On the 26th of July of the same year, ten years, that is, after the apparitions, the bishop presided for the first time at an official ceremony in the Cova da Iria, after the erection of the Stations of the Cross on the road from Leiria to Fatima.
Before the visit of the nuncio, two prelates had visited the Cova da Iria, among them the archbishop of Evora and the primate of Braga. Later came all the bishops of the mother country and her islands and colonies, among them the bishop of Portalegre, who was the first to allow Our Lady to be invoked under her new title in his diocese. When in Rome he had verified the fact that Our Lady of Fatima was venerated there, and that the Holy Father had distributed holy pictures of her to the students of the Portuguese College. He returned full of zeal for Our Lady's new apparitions in his country, and said: "I must not be less Catholic than the pope!" He thereupon organized an imposing pilgrimage, and was the first bishop to celebrate pontifical high Mass in the Cova da Iria. So time passed until the commission set up by Dom Jose Alves Correia announced the results of its work. The bishop then published a new pastoral letter in October 1930, which contained the following memorable paragraphs:
In virtue of considerations made known, and others which for reason of brevity we omit; humbly invoking the Divine Spirit and placing ourselves under the protection of the most Holy Virgin, and after hearing the opinions of our Reverend Advisers in this diocese, we hereby: 1. Declare worthy of belief, the visions of the shepherd children in the Cova da Iria, parish of Fatima, in this diocese, from the 13th of May to the 13th of October, 1917. 2. Permit officially the cult of Our Lady of Fatima.
Nothing further was needed. The pilgrimages to the Cova da Iria grew to immense proportions, not only from Portugal but from both hemispheres and almost every corner of the earth. Fatima was to call down upon Portugal an immensity of grace, and for Christendom at large has come to symbolize the spiritual war against Communism and to be the focal point of the new crusade.
The apostolic nuncio presided at the first Portuguese national pilgrimage on May 13, 1937, at which it is calculated some half million pilgrims were present. The second national pilgrimage took place on May 13,1938, and was the fulfillment of a promise made by the Portuguese episcopate if Our Lady should deliver Portugal from the Communist menace which caused the terrible civil war in Spain, and which was waged in places only a few yards from her soil.
The 13th of October, 1939, marked one of the most glorious pages in the history of the great new Marian shrine. The cardinal patriarch of Lisbon presided at the pilgrimage to implore peace for Portugal.

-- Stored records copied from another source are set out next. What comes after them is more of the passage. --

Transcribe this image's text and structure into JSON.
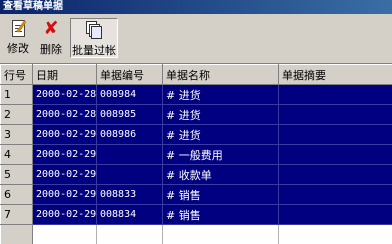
{
  "window": {
    "title": "查看草稿单据"
  },
  "toolbar": {
    "edit_label": "修改",
    "delete_label": "删除",
    "batch_post_label": "批量过帐"
  },
  "table": {
    "columns": [
      "行号",
      "日期",
      "单据编号",
      "单据名称",
      "单据摘要"
    ],
    "rows": [
      {
        "num": "1",
        "date": "2000-02-28",
        "code": "008984",
        "name": "# 进货",
        "summary": ""
      },
      {
        "num": "2",
        "date": "2000-02-28",
        "code": "008985",
        "name": "# 进货",
        "summary": ""
      },
      {
        "num": "3",
        "date": "2000-02-29",
        "code": "008986",
        "name": "# 进货",
        "summary": ""
      },
      {
        "num": "4",
        "date": "2000-02-29",
        "code": "",
        "name": "# 一般费用",
        "summary": ""
      },
      {
        "num": "5",
        "date": "2000-02-29",
        "code": "",
        "name": "# 收款单",
        "summary": ""
      },
      {
        "num": "6",
        "date": "2000-02-29",
        "code": "008833",
        "name": "# 销售",
        "summary": ""
      },
      {
        "num": "7",
        "date": "2000-02-29",
        "code": "008834",
        "name": "# 销售",
        "summary": ""
      }
    ]
  },
  "colors": {
    "selection": "#000080",
    "chrome": "#d4d0c8"
  }
}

From the 8th to the 13th of April, 1942, on the occasion of their second national congress, the Juventude Catolica Feminine (Girls' Catholic Youth Movement) organized the triumphal journey of the statue from the Chapel of the Apparitions, to Lisbon and back again to the Cova da Iria by the 13th of May, where another notable national pilgrimage took place to celebrate the silver jubilee of Fatima. In October of the same year, the Holy Father, Pius XII, broadcast in Portuguese his famous consecration of the human race to the Immaculate Heart of Mary.